- _Task requirements_:
In the data below, find the lines containing "expanded" and say how many there are, nothing more.

(Entries from a dataset of interfaces)
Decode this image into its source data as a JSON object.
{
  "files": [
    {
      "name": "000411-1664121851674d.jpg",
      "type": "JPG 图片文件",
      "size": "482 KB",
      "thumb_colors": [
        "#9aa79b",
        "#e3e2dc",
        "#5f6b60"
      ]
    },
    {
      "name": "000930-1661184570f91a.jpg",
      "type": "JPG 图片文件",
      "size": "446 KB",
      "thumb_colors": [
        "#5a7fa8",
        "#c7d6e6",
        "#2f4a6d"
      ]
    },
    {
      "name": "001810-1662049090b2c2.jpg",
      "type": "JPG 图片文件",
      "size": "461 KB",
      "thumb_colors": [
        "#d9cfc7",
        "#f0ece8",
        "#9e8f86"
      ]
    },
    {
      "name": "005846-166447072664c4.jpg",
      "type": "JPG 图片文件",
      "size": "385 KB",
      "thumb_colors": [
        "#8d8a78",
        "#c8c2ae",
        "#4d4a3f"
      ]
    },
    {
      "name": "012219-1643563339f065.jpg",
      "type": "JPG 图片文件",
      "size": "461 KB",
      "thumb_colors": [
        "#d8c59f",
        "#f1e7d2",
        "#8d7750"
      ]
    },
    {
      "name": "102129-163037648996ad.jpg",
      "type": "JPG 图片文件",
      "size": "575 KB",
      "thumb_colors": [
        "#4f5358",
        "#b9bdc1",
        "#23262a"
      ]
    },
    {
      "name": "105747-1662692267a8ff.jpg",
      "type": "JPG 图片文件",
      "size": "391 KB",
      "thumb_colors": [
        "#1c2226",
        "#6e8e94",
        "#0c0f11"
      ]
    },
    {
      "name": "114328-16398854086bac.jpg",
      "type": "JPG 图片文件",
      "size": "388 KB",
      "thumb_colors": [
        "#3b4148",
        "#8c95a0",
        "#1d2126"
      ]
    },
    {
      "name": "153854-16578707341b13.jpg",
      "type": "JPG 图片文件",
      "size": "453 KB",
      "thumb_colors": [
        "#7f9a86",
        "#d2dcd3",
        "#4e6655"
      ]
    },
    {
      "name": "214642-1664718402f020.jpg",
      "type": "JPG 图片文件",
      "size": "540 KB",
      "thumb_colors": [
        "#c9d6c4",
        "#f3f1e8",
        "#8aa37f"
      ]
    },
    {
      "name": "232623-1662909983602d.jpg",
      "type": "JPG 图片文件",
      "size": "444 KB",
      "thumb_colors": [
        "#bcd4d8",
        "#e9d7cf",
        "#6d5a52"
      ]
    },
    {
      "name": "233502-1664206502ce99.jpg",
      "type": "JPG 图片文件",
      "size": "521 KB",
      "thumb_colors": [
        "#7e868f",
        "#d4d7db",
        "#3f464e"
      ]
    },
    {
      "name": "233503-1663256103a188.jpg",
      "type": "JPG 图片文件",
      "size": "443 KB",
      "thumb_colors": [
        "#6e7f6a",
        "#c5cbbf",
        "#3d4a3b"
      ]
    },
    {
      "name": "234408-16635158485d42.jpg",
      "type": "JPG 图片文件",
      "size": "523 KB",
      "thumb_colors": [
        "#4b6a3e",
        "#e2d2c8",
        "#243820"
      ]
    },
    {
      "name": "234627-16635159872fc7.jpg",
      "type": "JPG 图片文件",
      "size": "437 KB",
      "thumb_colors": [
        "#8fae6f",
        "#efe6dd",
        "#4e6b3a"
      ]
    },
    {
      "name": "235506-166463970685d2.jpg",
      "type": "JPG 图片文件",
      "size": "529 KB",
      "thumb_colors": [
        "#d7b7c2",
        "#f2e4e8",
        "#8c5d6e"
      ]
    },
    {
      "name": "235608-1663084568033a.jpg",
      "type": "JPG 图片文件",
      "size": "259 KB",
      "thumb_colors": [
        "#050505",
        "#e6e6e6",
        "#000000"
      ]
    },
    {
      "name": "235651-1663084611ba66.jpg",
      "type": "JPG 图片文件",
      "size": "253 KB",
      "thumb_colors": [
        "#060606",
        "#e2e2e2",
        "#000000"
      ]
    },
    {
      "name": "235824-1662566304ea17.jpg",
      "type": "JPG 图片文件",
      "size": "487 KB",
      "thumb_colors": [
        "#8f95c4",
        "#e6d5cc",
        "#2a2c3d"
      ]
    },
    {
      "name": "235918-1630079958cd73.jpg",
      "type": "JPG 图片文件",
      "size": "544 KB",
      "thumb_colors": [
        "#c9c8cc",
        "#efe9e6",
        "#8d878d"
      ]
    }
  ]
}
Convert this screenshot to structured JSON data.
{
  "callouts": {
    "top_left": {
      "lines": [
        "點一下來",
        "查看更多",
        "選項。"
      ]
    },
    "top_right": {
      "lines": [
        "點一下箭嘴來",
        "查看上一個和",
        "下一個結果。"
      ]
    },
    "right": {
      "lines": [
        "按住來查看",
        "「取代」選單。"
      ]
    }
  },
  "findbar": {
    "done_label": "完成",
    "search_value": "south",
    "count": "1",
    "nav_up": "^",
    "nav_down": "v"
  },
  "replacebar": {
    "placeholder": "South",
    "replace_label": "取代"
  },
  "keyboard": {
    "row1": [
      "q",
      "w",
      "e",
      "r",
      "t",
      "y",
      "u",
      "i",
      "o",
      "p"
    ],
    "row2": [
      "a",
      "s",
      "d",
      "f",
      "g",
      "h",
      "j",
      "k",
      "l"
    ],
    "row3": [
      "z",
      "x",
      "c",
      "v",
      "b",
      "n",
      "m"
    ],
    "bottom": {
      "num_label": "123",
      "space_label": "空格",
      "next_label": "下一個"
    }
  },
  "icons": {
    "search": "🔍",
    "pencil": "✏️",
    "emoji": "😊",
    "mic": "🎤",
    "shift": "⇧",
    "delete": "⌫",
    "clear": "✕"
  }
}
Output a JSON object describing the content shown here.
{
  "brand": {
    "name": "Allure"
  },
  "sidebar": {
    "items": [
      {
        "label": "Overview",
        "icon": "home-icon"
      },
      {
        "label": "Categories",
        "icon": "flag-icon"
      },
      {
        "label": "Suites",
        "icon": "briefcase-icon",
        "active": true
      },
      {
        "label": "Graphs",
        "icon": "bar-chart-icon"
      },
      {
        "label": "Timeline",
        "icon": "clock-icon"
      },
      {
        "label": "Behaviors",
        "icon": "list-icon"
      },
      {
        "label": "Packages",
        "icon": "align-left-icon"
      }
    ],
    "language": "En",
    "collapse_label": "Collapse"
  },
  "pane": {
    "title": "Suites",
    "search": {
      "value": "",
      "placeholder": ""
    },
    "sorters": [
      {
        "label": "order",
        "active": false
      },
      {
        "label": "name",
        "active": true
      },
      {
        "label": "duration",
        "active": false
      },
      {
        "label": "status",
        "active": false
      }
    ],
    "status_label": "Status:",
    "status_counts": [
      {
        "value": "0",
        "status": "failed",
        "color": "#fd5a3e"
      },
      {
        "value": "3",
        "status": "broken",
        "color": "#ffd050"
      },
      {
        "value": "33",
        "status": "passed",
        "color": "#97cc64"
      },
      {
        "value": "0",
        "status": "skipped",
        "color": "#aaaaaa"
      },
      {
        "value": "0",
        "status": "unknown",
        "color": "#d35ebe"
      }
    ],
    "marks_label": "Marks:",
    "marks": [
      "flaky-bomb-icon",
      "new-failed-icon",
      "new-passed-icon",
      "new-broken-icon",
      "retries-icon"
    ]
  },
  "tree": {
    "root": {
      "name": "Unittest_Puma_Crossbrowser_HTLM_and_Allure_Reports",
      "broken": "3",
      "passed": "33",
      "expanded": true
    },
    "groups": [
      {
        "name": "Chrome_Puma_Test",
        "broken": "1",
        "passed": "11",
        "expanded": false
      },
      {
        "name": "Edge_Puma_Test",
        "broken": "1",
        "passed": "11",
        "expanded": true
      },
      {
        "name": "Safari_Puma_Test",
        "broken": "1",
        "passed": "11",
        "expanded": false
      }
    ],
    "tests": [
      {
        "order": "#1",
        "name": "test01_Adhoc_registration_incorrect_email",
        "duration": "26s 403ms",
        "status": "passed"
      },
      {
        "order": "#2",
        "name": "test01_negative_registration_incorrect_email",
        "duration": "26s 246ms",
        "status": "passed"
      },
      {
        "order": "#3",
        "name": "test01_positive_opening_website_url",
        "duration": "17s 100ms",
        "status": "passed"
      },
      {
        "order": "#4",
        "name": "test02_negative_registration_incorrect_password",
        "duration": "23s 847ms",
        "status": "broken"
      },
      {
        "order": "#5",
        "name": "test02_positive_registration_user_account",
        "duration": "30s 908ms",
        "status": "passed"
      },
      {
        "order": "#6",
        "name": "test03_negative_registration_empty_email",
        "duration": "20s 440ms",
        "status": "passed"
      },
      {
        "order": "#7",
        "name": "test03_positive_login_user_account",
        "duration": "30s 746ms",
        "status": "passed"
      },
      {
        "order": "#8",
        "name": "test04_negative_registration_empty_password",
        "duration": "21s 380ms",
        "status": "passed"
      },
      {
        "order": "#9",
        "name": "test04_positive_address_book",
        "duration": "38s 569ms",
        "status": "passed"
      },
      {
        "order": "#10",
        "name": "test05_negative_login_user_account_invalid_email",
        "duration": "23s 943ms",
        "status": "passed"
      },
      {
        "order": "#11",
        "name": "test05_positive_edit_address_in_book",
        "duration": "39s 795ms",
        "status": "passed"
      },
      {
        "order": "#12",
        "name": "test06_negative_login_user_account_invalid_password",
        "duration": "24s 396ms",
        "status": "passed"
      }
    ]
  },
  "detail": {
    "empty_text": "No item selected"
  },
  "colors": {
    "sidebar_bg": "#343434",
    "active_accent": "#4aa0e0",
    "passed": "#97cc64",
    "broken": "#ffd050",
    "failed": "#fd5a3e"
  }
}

- _Solution to this exercise_:
4